This is where every course in critical thinking begins, with a discussion of the most basic and foundational concepts necessary for argument analysis. What is an argument? What is a premise? What is a conclusion? What is a good argument? What is a bad argument?

This course also introduces the single most important distinction in argument analysis, the distinction between the truth or falsity of the premises of an argument, and the logical relationship between the premises and the conclusion.

The last section discusses two important types of argument, “deductive” and “inductive”, and how they relate to scientific reasoning.

What Will I Learn in This Course?

In this course you'll learn:

  • what an argument is and what is required to have an argument
  • the distinction between good arguments and bad arguments
  • the distinction between evaluating the logic of an argument and evaluating the truth or falsity of the premises
  • the distinction between true premises and plausible premises
  • the distinction between valid, strong and weak arguments
  • the difference between deductive and inductive arguments

What Do I Get With This Course?

When you enroll in this course you get

  • 12 video lectures, totaling 58 minutes of viewing time
  • Full transcripts for each of the lectures, embedded below the videos
  • Discussion comments for each of the lectures, allowing you to ask and respond to questions and comments
  • Quiz questions that allow you to review and test your understanding of the concepts
  • A pdf ebook suitable for printing or viewing on a desktop computer or tablet device

This course will give you the basic vocabulary for talking about good versus bad arguments.
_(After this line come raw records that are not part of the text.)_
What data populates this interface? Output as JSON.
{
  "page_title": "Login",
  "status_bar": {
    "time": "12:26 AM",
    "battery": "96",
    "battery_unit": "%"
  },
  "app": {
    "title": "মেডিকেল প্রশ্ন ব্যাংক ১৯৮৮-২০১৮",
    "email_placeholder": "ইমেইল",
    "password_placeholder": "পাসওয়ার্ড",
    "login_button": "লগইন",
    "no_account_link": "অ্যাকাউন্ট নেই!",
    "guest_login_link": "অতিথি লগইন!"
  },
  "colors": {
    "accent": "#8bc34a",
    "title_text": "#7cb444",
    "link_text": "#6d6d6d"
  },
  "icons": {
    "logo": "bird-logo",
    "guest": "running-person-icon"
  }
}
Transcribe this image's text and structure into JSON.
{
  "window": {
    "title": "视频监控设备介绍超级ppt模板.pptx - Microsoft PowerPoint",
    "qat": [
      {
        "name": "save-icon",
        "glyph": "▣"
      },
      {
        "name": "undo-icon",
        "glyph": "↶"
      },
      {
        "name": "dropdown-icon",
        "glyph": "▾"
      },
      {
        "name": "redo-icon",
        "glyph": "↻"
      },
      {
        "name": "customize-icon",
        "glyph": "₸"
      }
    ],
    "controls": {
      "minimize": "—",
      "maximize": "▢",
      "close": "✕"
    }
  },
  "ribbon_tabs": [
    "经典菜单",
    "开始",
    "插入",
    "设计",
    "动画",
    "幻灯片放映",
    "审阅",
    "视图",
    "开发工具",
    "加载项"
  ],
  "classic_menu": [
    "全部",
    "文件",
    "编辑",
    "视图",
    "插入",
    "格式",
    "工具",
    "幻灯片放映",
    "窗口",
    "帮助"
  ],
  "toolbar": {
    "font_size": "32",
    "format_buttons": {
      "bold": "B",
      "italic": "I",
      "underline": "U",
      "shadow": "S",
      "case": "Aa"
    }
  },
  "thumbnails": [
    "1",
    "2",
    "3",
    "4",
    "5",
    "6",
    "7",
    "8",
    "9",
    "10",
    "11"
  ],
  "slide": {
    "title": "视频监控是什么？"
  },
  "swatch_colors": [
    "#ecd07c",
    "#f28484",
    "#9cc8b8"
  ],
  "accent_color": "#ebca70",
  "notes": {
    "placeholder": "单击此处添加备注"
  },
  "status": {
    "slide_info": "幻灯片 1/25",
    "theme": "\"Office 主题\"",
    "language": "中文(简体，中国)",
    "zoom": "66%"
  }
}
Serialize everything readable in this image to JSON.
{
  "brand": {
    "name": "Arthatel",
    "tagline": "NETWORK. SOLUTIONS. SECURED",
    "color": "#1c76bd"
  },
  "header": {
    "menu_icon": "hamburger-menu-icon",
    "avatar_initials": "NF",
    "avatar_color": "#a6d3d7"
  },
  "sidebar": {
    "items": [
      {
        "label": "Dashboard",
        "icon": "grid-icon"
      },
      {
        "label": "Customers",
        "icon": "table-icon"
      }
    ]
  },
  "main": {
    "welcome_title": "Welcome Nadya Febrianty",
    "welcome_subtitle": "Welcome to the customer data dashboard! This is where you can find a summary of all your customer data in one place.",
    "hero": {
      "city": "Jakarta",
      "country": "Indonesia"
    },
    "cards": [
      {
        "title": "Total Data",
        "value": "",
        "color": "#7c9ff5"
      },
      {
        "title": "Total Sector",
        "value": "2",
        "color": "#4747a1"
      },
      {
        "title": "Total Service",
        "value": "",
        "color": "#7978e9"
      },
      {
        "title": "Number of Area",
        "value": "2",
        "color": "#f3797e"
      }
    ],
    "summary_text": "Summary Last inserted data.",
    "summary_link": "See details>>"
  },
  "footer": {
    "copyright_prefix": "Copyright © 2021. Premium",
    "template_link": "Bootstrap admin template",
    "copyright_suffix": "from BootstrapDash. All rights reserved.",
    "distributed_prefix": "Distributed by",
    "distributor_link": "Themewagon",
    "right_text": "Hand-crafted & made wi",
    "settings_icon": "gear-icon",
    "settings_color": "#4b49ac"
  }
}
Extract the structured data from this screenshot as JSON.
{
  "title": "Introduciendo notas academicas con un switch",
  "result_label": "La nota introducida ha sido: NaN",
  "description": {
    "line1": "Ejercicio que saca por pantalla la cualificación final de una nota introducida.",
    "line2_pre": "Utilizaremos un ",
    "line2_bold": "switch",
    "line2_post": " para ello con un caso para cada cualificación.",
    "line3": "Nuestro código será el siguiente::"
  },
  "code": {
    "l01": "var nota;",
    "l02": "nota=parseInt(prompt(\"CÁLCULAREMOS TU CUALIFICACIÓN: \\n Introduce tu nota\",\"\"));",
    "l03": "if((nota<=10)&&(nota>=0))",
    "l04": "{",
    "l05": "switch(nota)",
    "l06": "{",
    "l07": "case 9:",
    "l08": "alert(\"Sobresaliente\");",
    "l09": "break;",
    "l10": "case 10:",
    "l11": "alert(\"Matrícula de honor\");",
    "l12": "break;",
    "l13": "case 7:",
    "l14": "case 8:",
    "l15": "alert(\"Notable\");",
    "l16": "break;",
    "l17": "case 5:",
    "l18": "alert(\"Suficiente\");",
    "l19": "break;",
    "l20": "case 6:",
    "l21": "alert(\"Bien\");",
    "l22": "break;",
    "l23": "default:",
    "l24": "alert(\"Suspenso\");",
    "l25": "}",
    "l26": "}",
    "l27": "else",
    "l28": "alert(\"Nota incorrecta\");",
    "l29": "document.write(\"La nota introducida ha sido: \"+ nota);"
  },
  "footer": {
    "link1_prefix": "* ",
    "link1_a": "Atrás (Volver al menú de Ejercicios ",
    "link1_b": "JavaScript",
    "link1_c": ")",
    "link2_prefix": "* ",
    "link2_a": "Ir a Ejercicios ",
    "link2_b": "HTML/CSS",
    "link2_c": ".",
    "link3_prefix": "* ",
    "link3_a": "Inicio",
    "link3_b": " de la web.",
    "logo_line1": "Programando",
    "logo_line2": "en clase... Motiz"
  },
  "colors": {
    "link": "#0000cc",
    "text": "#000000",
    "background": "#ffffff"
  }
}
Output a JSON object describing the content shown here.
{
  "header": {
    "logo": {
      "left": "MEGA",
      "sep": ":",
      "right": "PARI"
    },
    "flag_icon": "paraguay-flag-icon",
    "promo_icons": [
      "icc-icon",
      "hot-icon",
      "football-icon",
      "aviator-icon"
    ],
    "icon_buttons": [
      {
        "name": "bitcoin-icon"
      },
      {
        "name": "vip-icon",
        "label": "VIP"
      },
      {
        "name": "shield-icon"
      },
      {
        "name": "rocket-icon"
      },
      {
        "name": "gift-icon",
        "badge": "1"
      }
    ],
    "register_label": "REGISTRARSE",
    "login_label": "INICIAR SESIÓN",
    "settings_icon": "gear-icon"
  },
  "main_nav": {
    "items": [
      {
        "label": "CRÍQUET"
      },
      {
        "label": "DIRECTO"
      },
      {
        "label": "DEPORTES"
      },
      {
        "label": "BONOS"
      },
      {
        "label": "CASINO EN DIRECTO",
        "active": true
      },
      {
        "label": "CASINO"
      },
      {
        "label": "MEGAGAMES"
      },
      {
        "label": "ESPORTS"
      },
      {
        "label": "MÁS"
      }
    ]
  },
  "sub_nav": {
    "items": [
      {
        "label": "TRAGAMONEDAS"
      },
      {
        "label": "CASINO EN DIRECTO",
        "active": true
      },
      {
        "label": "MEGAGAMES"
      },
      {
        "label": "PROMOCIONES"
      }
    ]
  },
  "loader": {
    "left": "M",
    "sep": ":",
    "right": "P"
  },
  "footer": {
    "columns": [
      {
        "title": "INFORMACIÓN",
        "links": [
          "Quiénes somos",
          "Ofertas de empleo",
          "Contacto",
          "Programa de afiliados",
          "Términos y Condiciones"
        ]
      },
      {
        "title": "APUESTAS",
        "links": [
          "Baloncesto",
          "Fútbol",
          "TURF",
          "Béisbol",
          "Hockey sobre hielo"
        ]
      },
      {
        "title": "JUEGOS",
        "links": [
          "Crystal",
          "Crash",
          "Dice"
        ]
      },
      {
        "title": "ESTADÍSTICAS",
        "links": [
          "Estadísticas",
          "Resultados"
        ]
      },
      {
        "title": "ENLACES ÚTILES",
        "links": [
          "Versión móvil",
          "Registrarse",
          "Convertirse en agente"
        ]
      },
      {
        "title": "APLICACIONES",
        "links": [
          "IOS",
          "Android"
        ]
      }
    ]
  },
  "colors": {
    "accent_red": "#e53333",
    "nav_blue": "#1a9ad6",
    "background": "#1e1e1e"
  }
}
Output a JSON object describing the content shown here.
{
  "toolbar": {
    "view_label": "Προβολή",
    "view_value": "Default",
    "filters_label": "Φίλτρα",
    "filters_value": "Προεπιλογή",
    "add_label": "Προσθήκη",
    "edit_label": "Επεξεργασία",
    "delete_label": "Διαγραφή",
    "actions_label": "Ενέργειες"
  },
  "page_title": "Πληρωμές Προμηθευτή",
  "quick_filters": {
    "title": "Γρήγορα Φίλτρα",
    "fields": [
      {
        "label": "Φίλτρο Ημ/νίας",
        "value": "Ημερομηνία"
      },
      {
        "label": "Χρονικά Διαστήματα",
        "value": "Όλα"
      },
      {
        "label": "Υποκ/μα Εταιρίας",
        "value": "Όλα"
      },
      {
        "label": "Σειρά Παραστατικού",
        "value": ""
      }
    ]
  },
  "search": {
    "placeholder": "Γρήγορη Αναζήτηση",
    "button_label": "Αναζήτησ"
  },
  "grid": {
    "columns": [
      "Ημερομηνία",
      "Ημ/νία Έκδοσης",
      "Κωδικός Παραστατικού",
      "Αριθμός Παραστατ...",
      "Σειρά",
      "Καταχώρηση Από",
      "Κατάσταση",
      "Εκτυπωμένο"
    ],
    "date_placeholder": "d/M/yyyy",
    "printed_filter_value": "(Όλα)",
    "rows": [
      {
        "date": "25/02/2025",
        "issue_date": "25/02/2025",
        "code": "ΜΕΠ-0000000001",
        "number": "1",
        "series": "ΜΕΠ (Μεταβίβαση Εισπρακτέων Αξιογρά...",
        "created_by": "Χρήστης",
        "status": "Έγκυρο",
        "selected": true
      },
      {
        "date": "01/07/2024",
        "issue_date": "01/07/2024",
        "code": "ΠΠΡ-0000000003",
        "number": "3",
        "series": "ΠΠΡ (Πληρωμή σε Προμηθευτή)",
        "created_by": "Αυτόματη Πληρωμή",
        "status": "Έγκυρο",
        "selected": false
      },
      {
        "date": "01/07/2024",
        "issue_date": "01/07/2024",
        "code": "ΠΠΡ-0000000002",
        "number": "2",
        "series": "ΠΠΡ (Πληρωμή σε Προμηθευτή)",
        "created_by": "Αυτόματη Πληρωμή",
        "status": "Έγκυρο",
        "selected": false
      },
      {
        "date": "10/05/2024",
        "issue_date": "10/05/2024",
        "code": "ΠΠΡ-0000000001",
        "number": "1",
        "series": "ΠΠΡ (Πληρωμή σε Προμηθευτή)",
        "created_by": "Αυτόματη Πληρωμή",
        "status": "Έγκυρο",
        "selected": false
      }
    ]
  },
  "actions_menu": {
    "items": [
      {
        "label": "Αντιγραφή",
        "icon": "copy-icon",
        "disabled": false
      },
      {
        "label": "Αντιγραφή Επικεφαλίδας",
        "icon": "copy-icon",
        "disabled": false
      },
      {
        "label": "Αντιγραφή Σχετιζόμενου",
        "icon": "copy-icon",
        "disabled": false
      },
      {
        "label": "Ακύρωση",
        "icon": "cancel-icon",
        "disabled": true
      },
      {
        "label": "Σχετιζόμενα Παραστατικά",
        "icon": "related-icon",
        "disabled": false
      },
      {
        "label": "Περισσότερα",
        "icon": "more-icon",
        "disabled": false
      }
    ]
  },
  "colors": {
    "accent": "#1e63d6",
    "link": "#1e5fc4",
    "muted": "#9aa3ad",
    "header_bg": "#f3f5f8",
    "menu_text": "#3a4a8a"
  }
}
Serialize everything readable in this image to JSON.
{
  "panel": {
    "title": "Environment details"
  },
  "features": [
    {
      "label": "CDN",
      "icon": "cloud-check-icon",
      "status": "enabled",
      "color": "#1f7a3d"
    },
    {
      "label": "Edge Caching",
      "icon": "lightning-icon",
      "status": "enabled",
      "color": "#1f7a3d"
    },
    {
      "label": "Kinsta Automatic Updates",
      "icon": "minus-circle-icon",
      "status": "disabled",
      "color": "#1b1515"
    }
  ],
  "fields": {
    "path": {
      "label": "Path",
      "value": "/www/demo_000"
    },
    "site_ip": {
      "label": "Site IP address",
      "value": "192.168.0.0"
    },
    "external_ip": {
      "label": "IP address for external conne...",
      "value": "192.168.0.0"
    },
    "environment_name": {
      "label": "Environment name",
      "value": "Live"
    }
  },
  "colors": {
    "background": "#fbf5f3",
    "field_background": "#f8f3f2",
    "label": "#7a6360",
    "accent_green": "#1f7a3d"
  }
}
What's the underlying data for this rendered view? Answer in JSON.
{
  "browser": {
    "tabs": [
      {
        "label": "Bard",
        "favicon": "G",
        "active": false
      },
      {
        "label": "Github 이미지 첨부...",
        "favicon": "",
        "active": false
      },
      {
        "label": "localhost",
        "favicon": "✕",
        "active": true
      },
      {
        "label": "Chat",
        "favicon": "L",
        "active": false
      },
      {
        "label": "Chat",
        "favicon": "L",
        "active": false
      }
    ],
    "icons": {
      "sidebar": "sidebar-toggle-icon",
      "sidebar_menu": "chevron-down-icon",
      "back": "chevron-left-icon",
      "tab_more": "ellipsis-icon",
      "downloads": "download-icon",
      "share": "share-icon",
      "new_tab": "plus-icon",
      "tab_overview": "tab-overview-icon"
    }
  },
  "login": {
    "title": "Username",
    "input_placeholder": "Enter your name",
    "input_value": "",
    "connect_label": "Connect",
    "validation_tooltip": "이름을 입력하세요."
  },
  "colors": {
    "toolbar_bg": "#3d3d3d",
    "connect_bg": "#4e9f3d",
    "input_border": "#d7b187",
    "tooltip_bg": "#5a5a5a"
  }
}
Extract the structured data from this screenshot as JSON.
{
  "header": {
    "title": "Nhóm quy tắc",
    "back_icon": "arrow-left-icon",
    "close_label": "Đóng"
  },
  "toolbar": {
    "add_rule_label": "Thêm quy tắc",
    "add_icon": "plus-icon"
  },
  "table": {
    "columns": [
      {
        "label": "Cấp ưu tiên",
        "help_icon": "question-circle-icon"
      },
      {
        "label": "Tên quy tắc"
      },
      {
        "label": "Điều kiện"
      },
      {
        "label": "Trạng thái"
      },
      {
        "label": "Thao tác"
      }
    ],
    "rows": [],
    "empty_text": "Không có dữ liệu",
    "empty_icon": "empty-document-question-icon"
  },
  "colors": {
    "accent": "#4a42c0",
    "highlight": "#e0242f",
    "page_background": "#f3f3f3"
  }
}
From here you can go on to study more focused topics in argument analysis, such as formal and informal fallacies.


Get started now!